At the age of nine, everybody thinks their parents are invincible. I was no different. That’s why on a routine trip to the hospital with my mom in 2001 – a trip that would prove to be her last – I spent the better part of an evening pacing around her room and explaining that “of course she would see her 9-year-old son turn 109.”
Believe me, I had it all figured out.
My mother knew better, and she told me so. But after watching her beat death four years earlier, when she received a three-month prognosis, I knew that she was going to be fine. She just needed someone to remind her to hope the way she had reminded all of us to hope for all those years.
In what seemed like a moment, she saw her promising careers in law, motherhood and T-ball coaching shift to a bitter fight with a deadly disease.
But instead of focusing on her own grim fate, she found strength by advocating for everyone else like her. Arguments in law school became health policy debates on CNN. Dinners with friends became lunches with senators. And for me, adventure time with my mom became a march for the cure.
She was my superwoman, and she could have been silenced with a few words from a doctor. Instead, she found her voice, just as all of us who have been touched by this devastating disease can choose to do.
Our paths are all unique, but we are united in a common understanding that my mother professed throughout her battle: As long as you are alive, there is hope.
However convinced I was of my mother’s inspiring declaration at the age of nine, it was hard not to feel like hope left this earth with her for years after her passing. Hearing stories about Mom from everyone but her constantly reminded me of how much I missed her voice.
So for many years I stayed away from this community, this movement, to avoid further pain from a still-fresh wound.
But then, last spring, I watched a friend whose dad had been diagnosed with pancreatic cancer organize what turned out to be the strongest team at this year’s PurpleStride® event in Washington, D.C. That friend, Susanna Berger, Captain of Team Berger, inspired those in her life to raise over $68,000 for the fight against pancreatic cancer, far surpassing any other team at the event.
After I walked with Team Berger, I looked for someone I thought might be at the event, someone I had met years before as a child hanging on to my mother as she began her advocacy work for the pancreatic cancer community. And I found her. “Josh???” I heard, as I approached her – and there stood Julie Fleshman, President and CEO of the Pancreatic Cancer Action Network. Julie asked me to share my story at a volunteer event later that summer where the organization was introducing Wage Hope to its core volunteers. I spoke, and I cemented my reconnection, just like that.

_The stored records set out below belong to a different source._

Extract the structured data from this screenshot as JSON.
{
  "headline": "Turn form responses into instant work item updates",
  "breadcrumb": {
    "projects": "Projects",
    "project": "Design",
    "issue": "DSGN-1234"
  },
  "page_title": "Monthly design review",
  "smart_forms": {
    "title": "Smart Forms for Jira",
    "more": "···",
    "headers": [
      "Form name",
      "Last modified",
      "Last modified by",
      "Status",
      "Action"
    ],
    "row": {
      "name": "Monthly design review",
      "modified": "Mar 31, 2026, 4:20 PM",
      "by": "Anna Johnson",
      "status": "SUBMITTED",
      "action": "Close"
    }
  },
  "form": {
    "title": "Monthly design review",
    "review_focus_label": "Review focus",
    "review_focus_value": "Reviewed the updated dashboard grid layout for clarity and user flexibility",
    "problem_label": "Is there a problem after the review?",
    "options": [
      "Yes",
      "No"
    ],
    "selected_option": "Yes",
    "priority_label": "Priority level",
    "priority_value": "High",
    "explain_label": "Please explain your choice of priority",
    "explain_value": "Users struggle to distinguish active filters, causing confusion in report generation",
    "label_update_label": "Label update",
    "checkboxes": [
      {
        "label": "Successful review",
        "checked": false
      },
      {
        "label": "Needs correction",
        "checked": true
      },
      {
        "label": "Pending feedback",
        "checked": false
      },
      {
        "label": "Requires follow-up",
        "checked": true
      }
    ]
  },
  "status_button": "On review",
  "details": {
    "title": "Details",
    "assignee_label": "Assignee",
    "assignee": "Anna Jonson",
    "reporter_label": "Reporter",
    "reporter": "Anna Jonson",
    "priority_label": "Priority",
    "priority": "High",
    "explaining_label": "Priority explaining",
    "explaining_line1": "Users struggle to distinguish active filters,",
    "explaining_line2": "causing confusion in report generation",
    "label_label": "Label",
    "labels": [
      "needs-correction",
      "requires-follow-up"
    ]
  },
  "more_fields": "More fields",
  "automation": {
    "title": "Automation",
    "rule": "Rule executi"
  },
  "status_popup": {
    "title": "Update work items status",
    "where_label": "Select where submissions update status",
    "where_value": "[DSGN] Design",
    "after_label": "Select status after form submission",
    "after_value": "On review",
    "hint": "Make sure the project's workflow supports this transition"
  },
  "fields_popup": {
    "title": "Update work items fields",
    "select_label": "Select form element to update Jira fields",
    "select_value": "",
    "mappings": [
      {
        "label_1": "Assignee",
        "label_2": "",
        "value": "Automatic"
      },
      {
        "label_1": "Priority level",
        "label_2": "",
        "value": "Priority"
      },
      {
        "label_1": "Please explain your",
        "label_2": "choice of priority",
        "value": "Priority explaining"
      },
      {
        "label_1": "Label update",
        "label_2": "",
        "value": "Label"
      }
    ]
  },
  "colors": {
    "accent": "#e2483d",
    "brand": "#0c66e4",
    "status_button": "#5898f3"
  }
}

Today, I am a proud new member of the National Capital Area Affiliate of the Pancreatic Cancer Action Network, and it feels like I’m finally home.
My mother’s fight isn’t over because her fight was never just about her. My mother may be gone, but I’m still alive.
Your brother, parent, cousin or friend may be gone or may be too weak to advocate for what they need. But we’re still here, and we’re still strong. And as long as we are alive, there will always be hope!
We can all commit to doing more. We can recruit more volunteers. We can find more sponsors for PurpleStride and other events. We can each, in our own way, carry on my mother’s fight to improve survival, to find a cure, to keep hope alive.
We can … Wage Hope!
Written by Josh Yazman